Want to go there? Rotorua is a three-hour drive from Auckland and is well served by hotels and visitor centres. Visit RotoruaNZ for more.
Thousands of delicately carved spires rise in brilliant colour from the rock amphitheatres, created by millions of years of wind, water and geologic mayhem.
Want to go there? Take a day tour from Las Vegas or spend some quality time and stay overnight in one of the many lodges nearby.
What makes these volcanic lakes so special? Well, they actually change colour from green to blue, red and black. The locals believe that The Lake of Old People, Lake of Young Men and Maidens and The Enchanted Lake are the spiritual resting place of their ancestors and change colour depending on the moods of the spirits. Don't be tempted to get too c lose though, in 1995 a Dutch tourist fell into one of the lakes and his body was never recovered.
Want to visit here? Kelimutu is in the centre of Flores and tourists start their trek from the small village of Moni, nine miles from the lakes.

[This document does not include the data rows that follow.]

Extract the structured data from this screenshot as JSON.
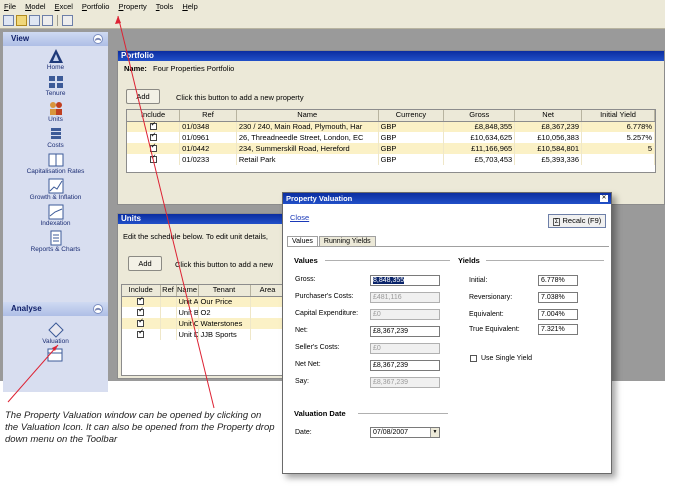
{
  "menu": [
    "File",
    "Model",
    "Excel",
    "Portfolio",
    "Property",
    "Tools",
    "Help"
  ],
  "view_panel": {
    "title": "View",
    "items": [
      "Home",
      "Tenure",
      "Units",
      "Costs",
      "Capitalisation Rates",
      "Growth & Inflation",
      "Indexation",
      "Reports & Charts"
    ]
  },
  "analyse_panel": {
    "title": "Analyse",
    "items": [
      "Valuation"
    ]
  },
  "portfolio": {
    "window_title": "Portfolio",
    "name_label": "Name:",
    "name_value": "Four Properties Portfolio",
    "add_label": "Add",
    "add_hint": "Click this button to add a new property",
    "columns": [
      "Include",
      "Ref",
      "Name",
      "Currency",
      "Gross",
      "Net",
      "Initial Yield"
    ],
    "rows": [
      {
        "ref": "01/0348",
        "name": "230 / 240, Main Road, Plymouth, Har",
        "currency": "GBP",
        "gross": "£8,848,355",
        "net": "£8,367,239",
        "yield": "6.778%"
      },
      {
        "ref": "01/0961",
        "name": "26, Threadneedle Street, London, EC",
        "currency": "GBP",
        "gross": "£10,634,625",
        "net": "£10,056,383",
        "yield": "5.257%"
      },
      {
        "ref": "01/0442",
        "name": "234, Summerskill Road, Hereford",
        "currency": "GBP",
        "gross": "£11,166,965",
        "net": "£10,584,801",
        "yield": "5"
      },
      {
        "ref": "01/0233",
        "name": "Retail Park",
        "currency": "GBP",
        "gross": "£5,703,453",
        "net": "£5,393,336",
        "yield": ""
      }
    ]
  },
  "units": {
    "window_title": "Units",
    "hint": "Edit the schedule below. To edit unit details,",
    "add_label": "Add",
    "add_hint": "Click this button to add a new",
    "columns": [
      "Include",
      "Ref",
      "Name",
      "Tenant",
      "Area"
    ],
    "rows": [
      {
        "name": "Unit A",
        "tenant": "Our Price"
      },
      {
        "name": "Unit B",
        "tenant": "O2"
      },
      {
        "name": "Unit C",
        "tenant": "Waterstones"
      },
      {
        "name": "Unit D",
        "tenant": "JJB Sports"
      }
    ]
  },
  "dialog": {
    "title": "Property Valuation",
    "close_link": "Close",
    "recalc_label": "Recalc (F9)",
    "tabs": [
      "Values",
      "Running Yields"
    ],
    "values_heading": "Values",
    "yields_heading": "Yields",
    "values": [
      {
        "label": "Gross:",
        "value": "8,848,355",
        "state": "selected"
      },
      {
        "label": "Purchaser's Costs:",
        "value": "£481,116",
        "state": "disabled"
      },
      {
        "label": "Capital Expenditure:",
        "value": "£0",
        "state": "disabled"
      },
      {
        "label": "Net:",
        "value": "£8,367,239",
        "state": "normal"
      },
      {
        "label": "Seller's Costs:",
        "value": "£0",
        "state": "disabled"
      },
      {
        "label": "Net Net:",
        "value": "£8,367,239",
        "state": "normal"
      },
      {
        "label": "Say:",
        "value": "£8,367,239",
        "state": "disabled"
      }
    ],
    "yields": [
      {
        "label": "Initial:",
        "value": "6.778%"
      },
      {
        "label": "Reversionary:",
        "value": "7.038%"
      },
      {
        "label": "Equivalent:",
        "value": "7.004%"
      },
      {
        "label": "True Equivalent:",
        "value": "7.321%"
      }
    ],
    "single_yield_label": "Use Single Yield",
    "valuation_date_heading": "Valuation Date",
    "date_label": "Date:",
    "date_value": "07/08/2007"
  },
  "caption": "The Property Valuation window can be opened by clicking on the Valuation Icon. It can also be opened from the Property drop down menu on the Toolbar",
  "colors": {
    "title_blue": "#0b2da0",
    "row_yellow": "#fbf1c6",
    "panel_blue": "#d8def0"
  }
}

Mount Roraima has sheer, plummeting, 400-meter high cliffs and is bordered by three different countries - Venezuela, Brazil and Guyana. It sits in Guyana's Highland Range, some of the oldest geological formations known to man and is home to its own ecosystem, the world's highest waterfalls and unique wildlife like the carnivorous pitcher plant.

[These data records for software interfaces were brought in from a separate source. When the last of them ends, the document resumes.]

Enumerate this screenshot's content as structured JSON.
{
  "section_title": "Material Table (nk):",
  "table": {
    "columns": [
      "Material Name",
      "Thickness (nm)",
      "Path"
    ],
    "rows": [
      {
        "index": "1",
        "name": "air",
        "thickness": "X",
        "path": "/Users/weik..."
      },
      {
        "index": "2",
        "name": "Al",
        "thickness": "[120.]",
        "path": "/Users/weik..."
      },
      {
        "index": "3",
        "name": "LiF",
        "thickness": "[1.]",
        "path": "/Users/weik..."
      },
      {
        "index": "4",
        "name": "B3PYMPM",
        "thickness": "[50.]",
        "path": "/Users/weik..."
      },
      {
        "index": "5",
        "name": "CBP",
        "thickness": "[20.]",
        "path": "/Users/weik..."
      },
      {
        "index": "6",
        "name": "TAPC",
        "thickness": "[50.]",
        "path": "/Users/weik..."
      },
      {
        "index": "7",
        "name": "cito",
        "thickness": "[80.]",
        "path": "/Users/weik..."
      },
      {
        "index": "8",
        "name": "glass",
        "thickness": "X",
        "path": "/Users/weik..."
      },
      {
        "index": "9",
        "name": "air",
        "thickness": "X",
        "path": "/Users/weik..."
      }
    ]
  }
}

Want to visit here? The cliff walls can only be tackled by experienced climbers but there is a hiking path that occurs naturally in the mountainside. See explore.co.uk for holiday ideas.
An hour from Senegal's capital is Lake Retba, a vividly pink lake surrounded by sand dunes. The lake has a salt content similar to the Dead Sea and its distinctive colour comes from the Dunaliella salina algae. Not much lives in the lake and locals use it to mine salt and promote tourism in the area.
When to go: The lake is pinkest during the dry season from November to June.
Deweze, or The Door to Hell, as it is more commonly known, is found in the middle of the Karakum Desert. It was discovered in 1971 when Soviet geologists drilled into a cavern filled with natural gas. The ground collapsed revealing a huge hole filled with poisonous gases. To avoid the discharge they decided to try and burn the gasses away and it's still burning today.